*** Opening of Exercise material ***

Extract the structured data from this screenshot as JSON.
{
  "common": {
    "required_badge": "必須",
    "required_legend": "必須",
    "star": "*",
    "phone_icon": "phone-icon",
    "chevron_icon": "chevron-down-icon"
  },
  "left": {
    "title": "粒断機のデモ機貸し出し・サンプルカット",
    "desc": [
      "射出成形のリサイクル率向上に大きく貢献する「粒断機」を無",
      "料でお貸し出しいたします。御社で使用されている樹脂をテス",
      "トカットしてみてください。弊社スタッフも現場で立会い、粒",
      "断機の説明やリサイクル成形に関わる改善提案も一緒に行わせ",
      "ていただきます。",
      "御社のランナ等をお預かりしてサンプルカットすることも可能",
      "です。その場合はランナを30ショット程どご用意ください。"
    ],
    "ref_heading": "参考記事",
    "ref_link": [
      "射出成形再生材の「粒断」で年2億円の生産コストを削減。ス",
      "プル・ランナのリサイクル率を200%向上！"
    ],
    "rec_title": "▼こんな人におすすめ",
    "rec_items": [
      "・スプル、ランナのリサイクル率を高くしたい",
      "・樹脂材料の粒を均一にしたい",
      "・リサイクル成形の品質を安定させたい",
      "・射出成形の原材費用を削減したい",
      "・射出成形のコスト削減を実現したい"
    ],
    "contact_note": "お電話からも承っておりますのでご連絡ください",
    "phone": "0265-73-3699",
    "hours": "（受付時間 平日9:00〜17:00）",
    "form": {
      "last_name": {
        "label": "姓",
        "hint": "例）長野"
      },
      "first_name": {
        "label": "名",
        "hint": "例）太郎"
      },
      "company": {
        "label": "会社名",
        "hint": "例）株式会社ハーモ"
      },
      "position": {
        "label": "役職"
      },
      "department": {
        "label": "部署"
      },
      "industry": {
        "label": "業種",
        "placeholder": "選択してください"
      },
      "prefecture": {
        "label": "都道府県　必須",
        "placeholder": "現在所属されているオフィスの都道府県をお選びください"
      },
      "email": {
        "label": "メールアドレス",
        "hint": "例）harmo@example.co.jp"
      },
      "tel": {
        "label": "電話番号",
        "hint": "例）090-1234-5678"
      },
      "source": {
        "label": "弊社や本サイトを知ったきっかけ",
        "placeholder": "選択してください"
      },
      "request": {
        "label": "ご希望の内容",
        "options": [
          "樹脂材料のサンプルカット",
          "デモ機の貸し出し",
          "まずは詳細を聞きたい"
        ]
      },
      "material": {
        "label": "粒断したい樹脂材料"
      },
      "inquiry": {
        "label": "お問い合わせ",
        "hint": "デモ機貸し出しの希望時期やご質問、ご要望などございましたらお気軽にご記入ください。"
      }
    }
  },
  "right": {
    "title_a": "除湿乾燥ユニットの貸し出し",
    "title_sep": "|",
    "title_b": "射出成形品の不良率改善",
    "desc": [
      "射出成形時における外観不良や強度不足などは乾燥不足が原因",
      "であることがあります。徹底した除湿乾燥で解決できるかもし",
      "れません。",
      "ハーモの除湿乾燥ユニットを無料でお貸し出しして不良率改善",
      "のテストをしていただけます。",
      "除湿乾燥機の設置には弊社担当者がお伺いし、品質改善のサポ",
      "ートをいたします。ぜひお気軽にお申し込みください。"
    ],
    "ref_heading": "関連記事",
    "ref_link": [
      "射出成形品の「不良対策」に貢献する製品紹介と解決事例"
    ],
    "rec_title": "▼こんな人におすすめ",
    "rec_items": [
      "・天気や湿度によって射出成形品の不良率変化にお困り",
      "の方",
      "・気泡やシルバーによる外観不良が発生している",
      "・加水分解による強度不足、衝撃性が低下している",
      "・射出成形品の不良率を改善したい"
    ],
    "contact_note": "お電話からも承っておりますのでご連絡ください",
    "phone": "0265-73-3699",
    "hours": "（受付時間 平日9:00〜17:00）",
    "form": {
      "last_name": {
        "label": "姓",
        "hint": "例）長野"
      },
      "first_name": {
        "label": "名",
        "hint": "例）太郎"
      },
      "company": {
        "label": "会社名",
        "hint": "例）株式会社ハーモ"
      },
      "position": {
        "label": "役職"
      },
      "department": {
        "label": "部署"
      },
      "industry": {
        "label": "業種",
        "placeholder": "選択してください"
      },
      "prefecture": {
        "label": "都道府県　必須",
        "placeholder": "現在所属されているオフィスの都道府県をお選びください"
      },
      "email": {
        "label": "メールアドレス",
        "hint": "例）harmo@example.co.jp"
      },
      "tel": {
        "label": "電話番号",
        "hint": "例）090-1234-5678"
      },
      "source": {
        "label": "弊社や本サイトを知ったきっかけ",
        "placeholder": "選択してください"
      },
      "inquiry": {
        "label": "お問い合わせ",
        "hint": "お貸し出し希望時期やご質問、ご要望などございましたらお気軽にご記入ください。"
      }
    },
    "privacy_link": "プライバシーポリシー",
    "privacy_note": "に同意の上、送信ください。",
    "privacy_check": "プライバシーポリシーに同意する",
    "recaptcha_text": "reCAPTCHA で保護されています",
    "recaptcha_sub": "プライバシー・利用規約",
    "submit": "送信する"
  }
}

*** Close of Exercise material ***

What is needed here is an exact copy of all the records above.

Extract the structured data from this screenshot as JSON.
{
  "common": {
    "required_badge": "必須",
    "required_legend": "必須",
    "star": "*",
    "phone_icon": "phone-icon",
    "chevron_icon": "chevron-down-icon"
  },
  "left": {
    "title": "粒断機のデモ機貸し出し・サンプルカット",
    "desc": [
      "射出成形のリサイクル率向上に大きく貢献する「粒断機」を無",
      "料でお貸し出しいたします。御社で使用されている樹脂をテス",
      "トカットしてみてください。弊社スタッフも現場で立会い、粒",
      "断機の説明やリサイクル成形に関わる改善提案も一緒に行わせ",
      "ていただきます。",
      "御社のランナ等をお預かりしてサンプルカットすることも可能",
      "です。その場合はランナを30ショット程どご用意ください。"
    ],
    "ref_heading": "参考記事",
    "ref_link": [
      "射出成形再生材の「粒断」で年2億円の生産コストを削減。ス",
      "プル・ランナのリサイクル率を200%向上！"
    ],
    "rec_title": "▼こんな人におすすめ",
    "rec_items": [
      "・スプル、ランナのリサイクル率を高くしたい",
      "・樹脂材料の粒を均一にしたい",
      "・リサイクル成形の品質を安定させたい",
      "・射出成形の原材費用を削減したい",
      "・射出成形のコスト削減を実現したい"
    ],
    "contact_note": "お電話からも承っておりますのでご連絡ください",
    "phone": "0265-73-3699",
    "hours": "（受付時間 平日9:00〜17:00）",
    "form": {
      "last_name": {
        "label": "姓",
        "hint": "例）長野"
      },
      "first_name": {
        "label": "名",
        "hint": "例）太郎"
      },
      "company": {
        "label": "会社名",
        "hint": "例）株式会社ハーモ"
      },
      "position": {
        "label": "役職"
      },
      "department": {
        "label": "部署"
      },
      "industry": {
        "label": "業種",
        "placeholder": "選択してください"
      },
      "prefecture": {
        "label": "都道府県　必須",
        "placeholder": "現在所属されているオフィスの都道府県をお選びください"
      },
      "email": {
        "label": "メールアドレス",
        "hint": "例）harmo@example.co.jp"
      },
      "tel": {
        "label": "電話番号",
        "hint": "例）090-1234-5678"
      },
      "source": {
        "label": "弊社や本サイトを知ったきっかけ",
        "placeholder": "選択してください"
      },
      "request": {
        "label": "ご希望の内容",
        "options": [
          "樹脂材料のサンプルカット",
          "デモ機の貸し出し",
          "まずは詳細を聞きたい"
        ]
      },
      "material": {
        "label": "粒断したい樹脂材料"
      },
      "inquiry": {
        "label": "お問い合わせ",
        "hint": "デモ機貸し出しの希望時期やご質問、ご要望などございましたらお気軽にご記入ください。"
      }
    }
  },
  "right": {
    "title_a": "除湿乾燥ユニットの貸し出し",
    "title_sep": "|",
    "title_b": "射出成形品の不良率改善",
    "desc": [
      "射出成形時における外観不良や強度不足などは乾燥不足が原因",
      "であることがあります。徹底した除湿乾燥で解決できるかもし",
      "れません。",
      "ハーモの除湿乾燥ユニットを無料でお貸し出しして不良率改善",
      "のテストをしていただけます。",
      "除湿乾燥機の設置には弊社担当者がお伺いし、品質改善のサポ",
      "ートをいたします。ぜひお気軽にお申し込みください。"
    ],
    "ref_heading": "関連記事",
    "ref_link": [
      "射出成形品の「不良対策」に貢献する製品紹介と解決事例"
    ],
    "rec_title": "▼こんな人におすすめ",
    "rec_items": [
      "・天気や湿度によって射出成形品の不良率変化にお困り",
      "の方",
      "・気泡やシルバーによる外観不良が発生している",
      "・加水分解による強度不足、衝撃性が低下している",
      "・射出成形品の不良率を改善したい"
    ],
    "contact_note": "お電話からも承っておりますのでご連絡ください",
    "phone": "0265-73-3699",
    "hours": "（受付時間 平日9:00〜17:00）",
    "form": {
      "last_name": {
        "label": "姓",
        "hint": "例）長野"
      },
      "first_name": {
        "label": "名",
        "hint": "例）太郎"
      },
      "company": {
        "label": "会社名",
        "hint": "例）株式会社ハーモ"
      },
      "position": {
        "label": "役職"
      },
      "department": {
        "label": "部署"
      },
      "industry": {
        "label": "業種",
        "placeholder": "選択してください"
      },
      "prefecture": {
        "label": "都道府県　必須",
        "placeholder": "現在所属されているオフィスの都道府県をお選びください"
      },
      "email": {
        "label": "メールアドレス",
        "hint": "例）harmo@example.co.jp"
      },
      "tel": {
        "label": "電話番号",
        "hint": "例）090-1234-5678"
      },
      "source": {
        "label": "弊社や本サイトを知ったきっかけ",
        "placeholder": "選択してください"
      },
      "inquiry": {
        "label": "お問い合わせ",
        "hint": "お貸し出し希望時期やご質問、ご要望などございましたらお気軽にご記入ください。"
      }
    },
    "privacy_link": "プライバシーポリシー",
    "privacy_note": "に同意の上、送信ください。",
    "privacy_check": "プライバシーポリシーに同意する",
    "recaptcha_text": "reCAPTCHA で保護されています",
    "recaptcha_sub": "プライバシー・利用規約",
    "submit": "送信する"
  }
}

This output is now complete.